James Montgomery 1771 – 1854 was a British editor, hymnwriter and poet.
James Montgomery, poet, son of a pastor and missionary of the Moravian Brethren, was born at Irvine in Ayrshire on 4 November 1771, and educated at the Moravian School at Fulneck, near Pudsey in Leeds.
He failed school, became an apprentice baker, before settling in Sheffield in March 1792 as clerk to Joseph Gales on the Sheffield Register newspaper. On July 4th 1794 he launched and edited the Sheffield Iris, and was twice imprisoned (in 1795, and again in 1796) for political articles for which he was held responsible.

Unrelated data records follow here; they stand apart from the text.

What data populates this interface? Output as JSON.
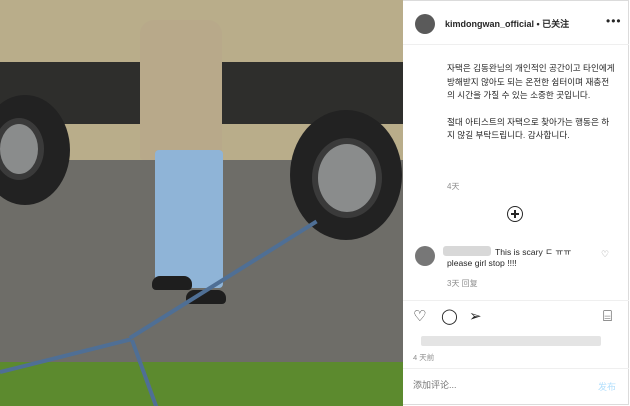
{
  "header": {
    "username": "kimdongwan_official",
    "follow_status": "• 已关注",
    "more_label": "•••"
  },
  "caption": {
    "paragraph1": "자택은 김동완님의 개인적인 공간이고 타인에게 방해받지 않아도 되는 온전한 쉼터이며 재충전의 시간을 가질 수 있는 소중한 곳입니다.",
    "paragraph2": "절대 아티스트의 자택으로 찾아가는 행동은 하지 않길 부탁드립니다. 감사합니다.",
    "time": "4天"
  },
  "comment": {
    "text_line1": "This is scary ㄷ ㅠㅠ",
    "text_line2": "please girl stop !!!!",
    "meta": "3天   回复"
  },
  "actions": {
    "time": "4 天前"
  },
  "comment_box": {
    "placeholder": "添加评论...",
    "post_label": "发布"
  },
  "colors": {
    "text": "#262626",
    "muted": "#8e8e8e",
    "post_disabled": "#b2dffc"
  }
}
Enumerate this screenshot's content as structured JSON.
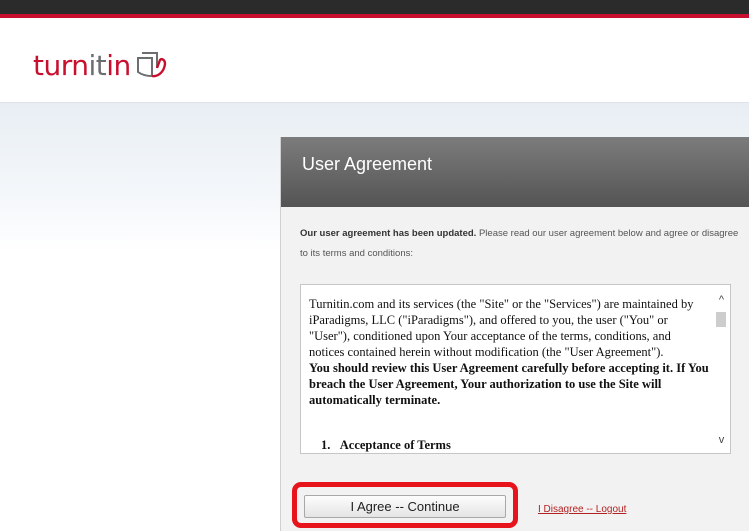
{
  "brand": {
    "logo_red": "turn",
    "logo_gray": "it",
    "logo_red2": "in",
    "accent_color": "#c8102e"
  },
  "card": {
    "title": "User Agreement",
    "intro_bold": "Our user agreement has been updated.",
    "intro_rest": " Please read our user agreement below and agree or disagree to its terms and conditions:"
  },
  "agreement": {
    "paragraph": "Turnitin.com and its services (the \"Site\" or the \"Services\") are maintained by iParadigms, LLC (\"iParadigms\"), and offered to you, the user (\"You\" or \"User\"), conditioned upon Your acceptance of the terms, conditions, and notices contained herein without modification (the \"User Agreement\").",
    "warning": "You should review this User Agreement carefully before accepting it. If You breach the User Agreement, Your authorization to use the Site will automatically terminate.",
    "section_1": "1.   Acceptance of Terms"
  },
  "scrollbar": {
    "up_icon": "chevron-up-icon",
    "down_icon": "chevron-down-icon",
    "up_glyph": "^",
    "down_glyph": "v"
  },
  "actions": {
    "agree_label": "I Agree -- Continue",
    "disagree_label": "I Disagree -- Logout",
    "highlight_color": "#e8141c"
  }
}
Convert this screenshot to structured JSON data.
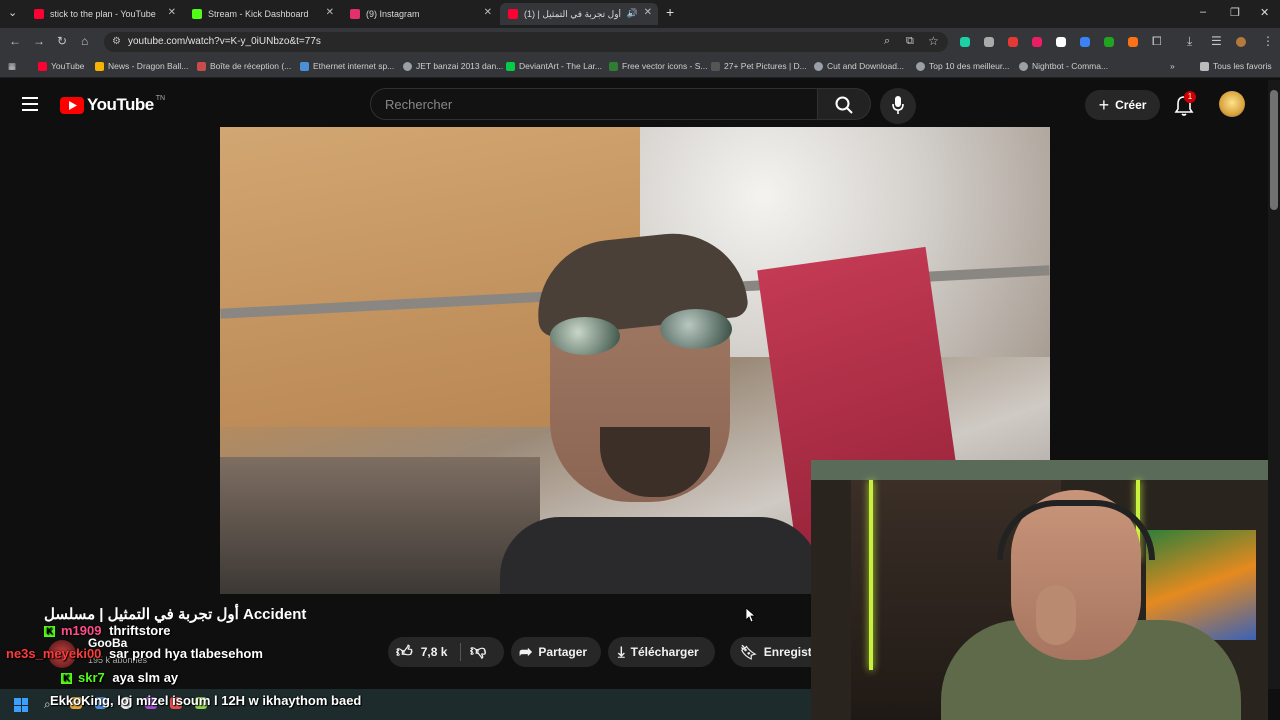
{
  "browser": {
    "tabs": [
      {
        "title": "stick to the plan - YouTube",
        "icon": "youtube-icon",
        "color": "#ff0033"
      },
      {
        "title": "Stream - Kick Dashboard",
        "icon": "kick-icon",
        "color": "#53fc18"
      },
      {
        "title": "(9) Instagram",
        "icon": "instagram-icon",
        "color": "#e1306c"
      },
      {
        "title": "أول تجربة في التمثيل | (1)",
        "icon": "youtube-icon",
        "color": "#ff0033"
      }
    ],
    "url": "youtube.com/watch?v=K-y_0iUNbzo&t=77s",
    "bookmarks": [
      "YouTube",
      "News - Dragon Ball...",
      "Boîte de réception (...",
      "Ethernet internet sp...",
      "JET banzai 2013 dan...",
      "DeviantArt - The Lar...",
      "Free vector icons - S...",
      "27+ Pet Pictures | D...",
      "Cut and Download...",
      "Top 10 des meilleur...",
      "Nightbot - Comma..."
    ],
    "all_bookmarks": "Tous les favoris"
  },
  "youtube": {
    "logo_text": "YouTube",
    "logo_region": "TN",
    "search_placeholder": "Rechercher",
    "create_label": "Créer",
    "notif_count": "1",
    "video_title": "أول تجربة في التمثيل | مسلسل Accident",
    "channel_name": "GooBa",
    "subscribers": "195 k abonnés",
    "like_count": "7,8 k",
    "share_label": "Partager",
    "download_label": "Télécharger",
    "save_label": "Enregistrer"
  },
  "chat": [
    {
      "user": "m1909",
      "message": "thriftstore",
      "user_color": "#ff4d8a",
      "badge": "K"
    },
    {
      "user": "ne3s_meyeki00",
      "message": "sar prod hya tlabesehom",
      "user_color": "#ff3b3b",
      "badge": ""
    },
    {
      "user": "skr7",
      "message": "aya slm ay",
      "user_color": "#53fc18",
      "badge": "K"
    },
    {
      "user": "EkkoKing",
      "message": "loj mizel isoum l 12H w ikhaythom baed",
      "user_color": "#ffffff",
      "badge": ""
    }
  ]
}
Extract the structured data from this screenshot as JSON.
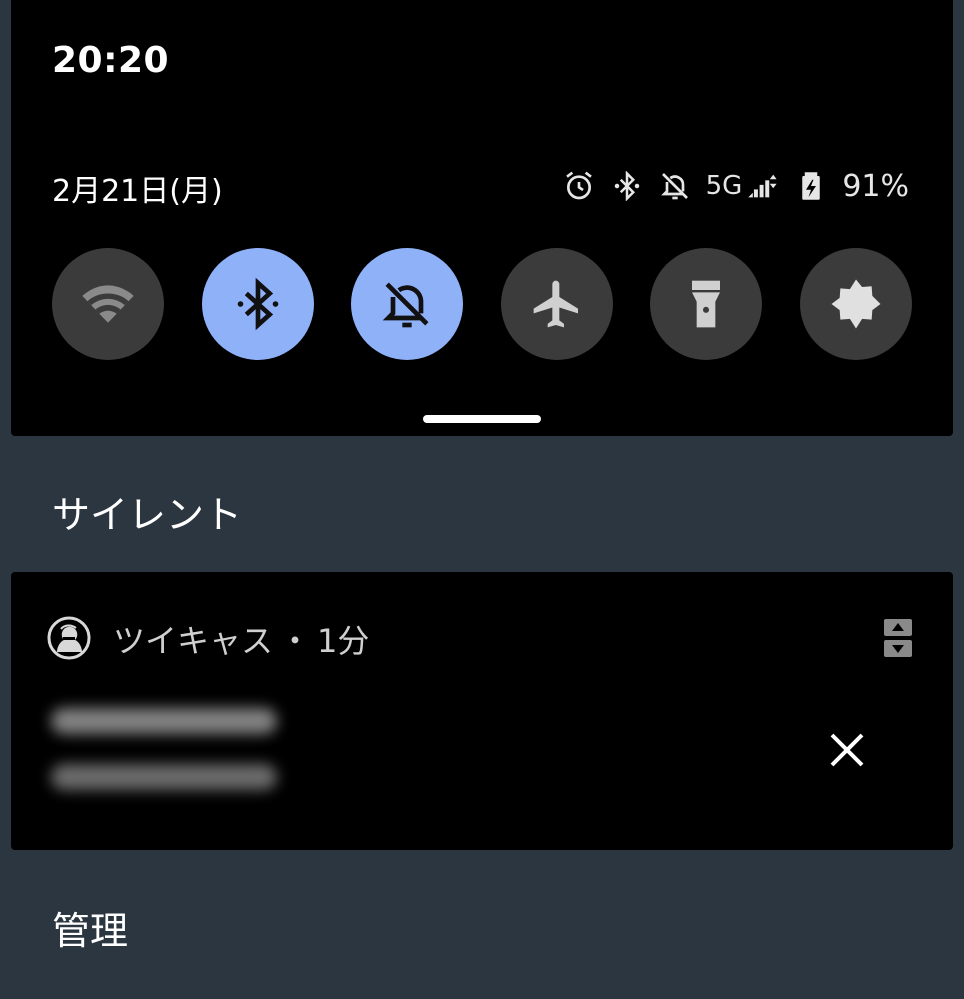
{
  "status_bar": {
    "time": "20:20",
    "date": "2月21日(月)",
    "icons": [
      "alarm-icon",
      "bluetooth-icon",
      "notifications-off-icon",
      "signal-icon",
      "battery-charging-icon"
    ],
    "network": "5G",
    "battery": "91%"
  },
  "quick_settings": {
    "tiles": [
      {
        "name": "wifi",
        "icon": "wifi-icon",
        "active": false
      },
      {
        "name": "bluetooth",
        "icon": "bluetooth-icon",
        "active": true
      },
      {
        "name": "silent",
        "icon": "notifications-off-icon",
        "active": true
      },
      {
        "name": "airplane",
        "icon": "airplane-icon",
        "active": false
      },
      {
        "name": "flashlight",
        "icon": "flashlight-icon",
        "active": false
      },
      {
        "name": "dark-theme",
        "icon": "dark-theme-icon",
        "active": false
      }
    ],
    "colors": {
      "active": "#8fb1f8",
      "inactive": "#3b3b3b"
    }
  },
  "sections": {
    "silent_title": "サイレント",
    "manage_title": "管理"
  },
  "notification": {
    "app_name": "ツイキャス",
    "separator": "・",
    "time_ago": "1分"
  }
}
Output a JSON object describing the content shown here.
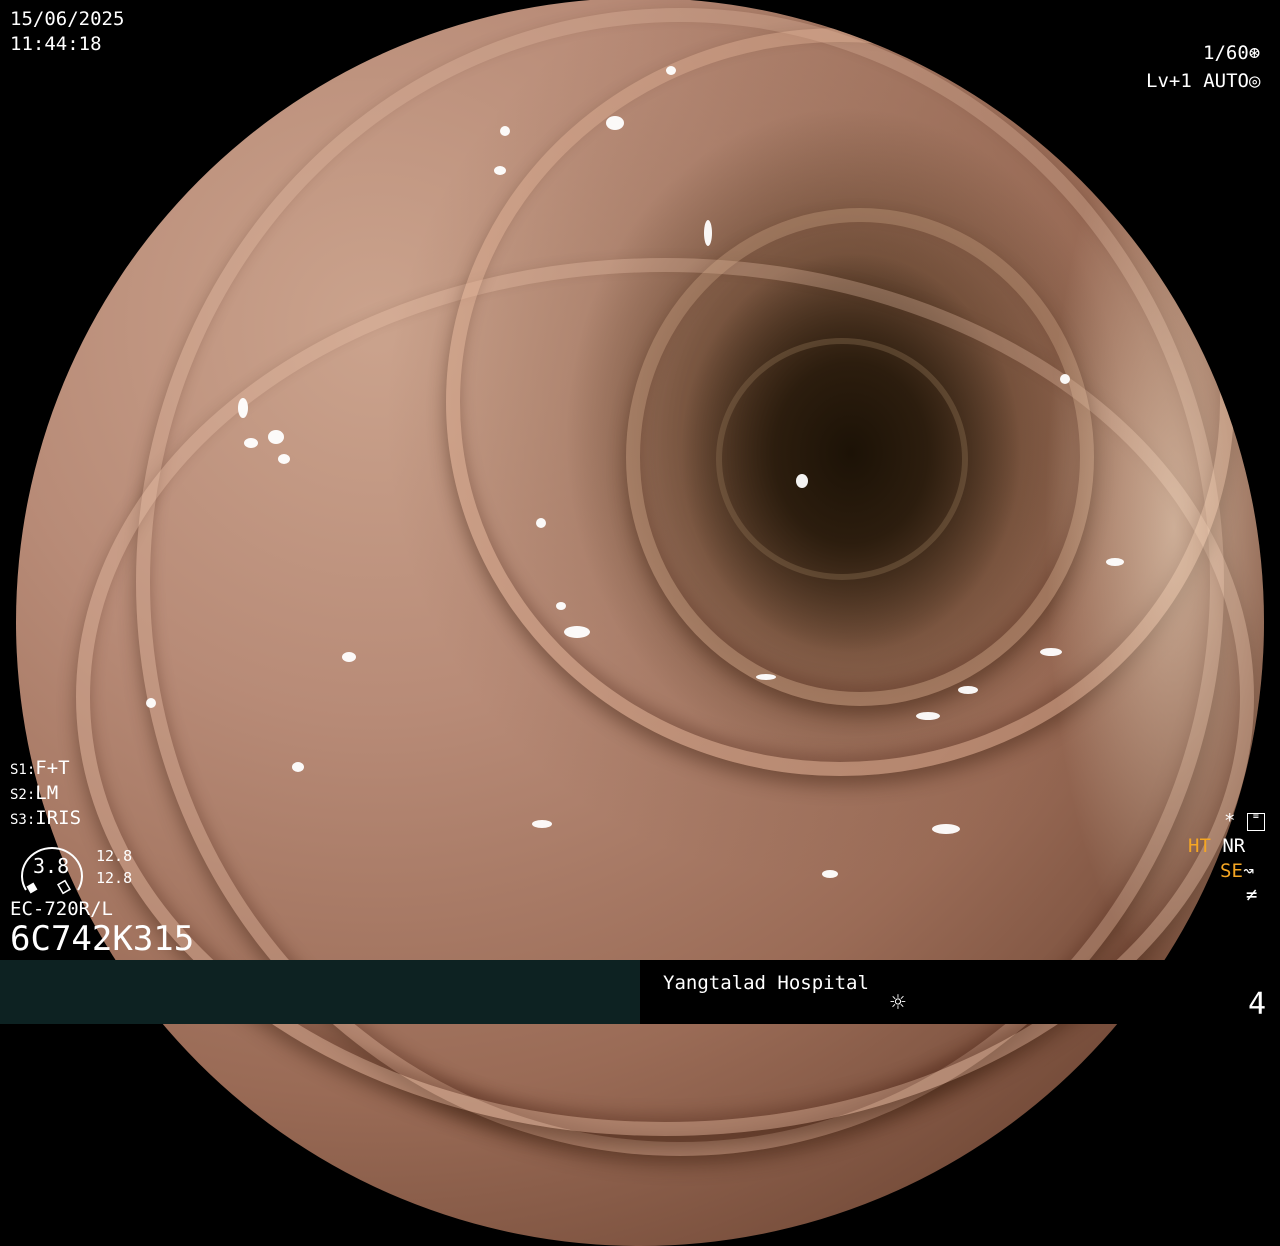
{
  "datetime": {
    "date": "15/06/2025",
    "time": "11:44:18"
  },
  "top_right": {
    "shutter": "1/60",
    "shutter_icon": "shutter-icon",
    "level": "Lv+1",
    "mode": "AUTO",
    "mode_icon": "iris-icon"
  },
  "settings": [
    {
      "key": "S1",
      "value": "F+T"
    },
    {
      "key": "S2",
      "value": "LM"
    },
    {
      "key": "S3",
      "value": "IRIS"
    }
  ],
  "zoom_gauge": {
    "value": "3.8",
    "top": "12.8",
    "bottom": "12.8"
  },
  "scope": {
    "model": "EC-720R/L",
    "serial": "6C742K315"
  },
  "enhance": {
    "star": "*",
    "menu_icon": "settings-menu-icon",
    "ht": "HT",
    "nr": "NR",
    "se": "SE",
    "se_icon": "se-curve-icon",
    "not_equal": "≠"
  },
  "footer": {
    "hospital": "Yangtalad Hospital",
    "light_icon": "sun-icon",
    "page": "4"
  },
  "colors": {
    "accent": "#f5a623",
    "footer_bg": "#0d2222"
  }
}
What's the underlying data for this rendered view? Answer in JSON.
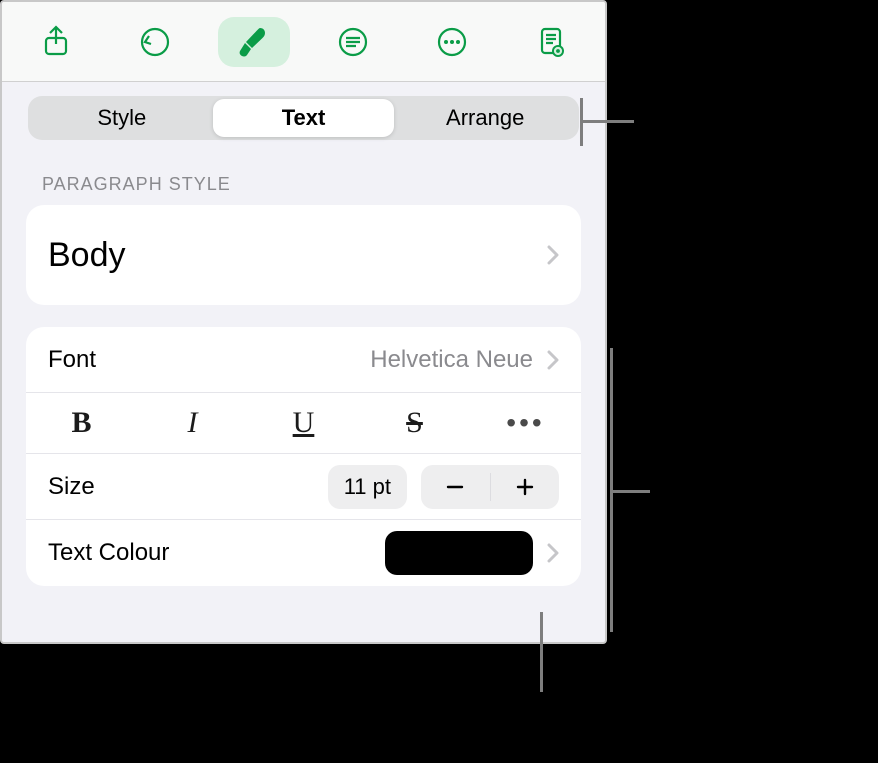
{
  "toolbar": {
    "share_icon": "share-icon",
    "undo_icon": "undo-icon",
    "format_icon": "brush-icon",
    "insert_icon": "insert-icon",
    "more_icon": "ellipsis-circle-icon",
    "document_icon": "doc-view-icon"
  },
  "segmented": {
    "items": [
      "Style",
      "Text",
      "Arrange"
    ],
    "selected": "Text"
  },
  "section_header": "Paragraph Style",
  "paragraph_style": {
    "label": "Body"
  },
  "font": {
    "label": "Font",
    "value": "Helvetica Neue"
  },
  "styles": {
    "bold": "B",
    "italic": "I",
    "underline": "U",
    "strike": "S",
    "more": "•••"
  },
  "size": {
    "label": "Size",
    "value": "11 pt"
  },
  "text_colour": {
    "label": "Text Colour",
    "value": "#000000"
  }
}
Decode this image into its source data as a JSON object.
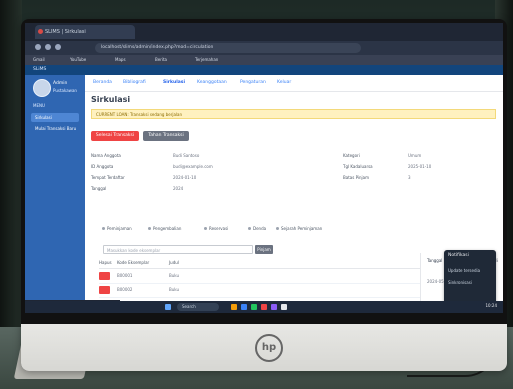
{
  "browser": {
    "tab_title": "SLIMS | Sirkulasi",
    "address": "localhost/slims/admin/index.php?mod=circulation",
    "bookmarks": [
      "Gmail",
      "YouTube",
      "Maps",
      "Berita",
      "Terjemahan"
    ]
  },
  "topbar": {
    "text": "SLiMS"
  },
  "sidebar": {
    "profile_name": "Admin",
    "profile_role": "Pustakawan",
    "section_label": "MENU",
    "items": [
      {
        "label": "Sirkulasi"
      },
      {
        "label": "Mulai Transaksi Baru"
      }
    ]
  },
  "menu": [
    "Beranda",
    "Bibliografi",
    "Sirkulasi",
    "Keanggotaan",
    "Pengaturan",
    "Keluar"
  ],
  "page": {
    "title": "Sirkulasi",
    "alert_text": "CURRENT LOAN: Transaksi sedang berjalan",
    "buttons": {
      "finish": "Selesai Transaksi",
      "hold": "Tahan Transaksi"
    }
  },
  "info": {
    "left_labels": [
      "Nama Anggota",
      "ID Anggota",
      "Tempat Terdaftar",
      "Tanggal"
    ],
    "left_values": [
      "Budi Santoso",
      "budi@example.com",
      "2024-01-10",
      "2024"
    ],
    "right_labels": [
      "Kategori",
      "Tgl Kadaluarsa",
      "Batas Pinjam"
    ],
    "right_values": [
      "Umum",
      "2025-01-10",
      "3"
    ]
  },
  "tabs": [
    "Peminjaman",
    "Pengembalian",
    "Reservasi",
    "Denda",
    "Sejarah Peminjaman"
  ],
  "search": {
    "placeholder": "Masukkan kode eksemplar",
    "button": "Pinjam"
  },
  "table": {
    "headers": [
      "Hapus",
      "Kode Eksemplar",
      "Judul"
    ],
    "rows": [
      {
        "code": "B00001",
        "title": "Buku"
      },
      {
        "code": "B00002",
        "title": "Buku"
      }
    ]
  },
  "right_panel": {
    "headers": [
      "Tanggal Pinjam",
      "Tanggal Kembali"
    ],
    "values": [
      "2024-05-01",
      "2024-05-08"
    ]
  },
  "notification": {
    "title": "Notifikasi",
    "items": [
      "Update tersedia",
      "Sinkronisasi"
    ]
  },
  "status_link": "localhost/slims/admin/index.php",
  "taskbar": {
    "search_label": "Search",
    "time": "10:24"
  }
}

In 1797 he published Prison Amusements; but his first work to attract notice was The Wanderer of Switzerland (1806). It was followed by The West Indies (1809), The World before the Flood (1812), Greenland (1819), and The Pelican Island (1828), all of which contain passages of considerable imaginative and descriptive power, but, according to literary analysts, are lacking in strength and fire.
He himself expected that his name would live, if at all, in his hymns, and in this his judgment has proved true. Some of these, such as For ever with the Lord, Hail to the Lord’s Anointed,his carol, Angels from the Realms of Glory, and Prayer is the Soul’s Sincere Desire, are sung wherever the English language is spoken.
Probably his best known poems are the one commemorating Arnold Winkelried and A Poor Wayfaring Man of Grief. Montgomery was a good and philanthropic man, the opponent of every form of injustice and oppression, and the friend of every movement for the welfare of the race. His virtues attained wide recognition.
From 1835 until his death in 1854 Montgomery lived at The Mount on Glossop Road in Sheffield.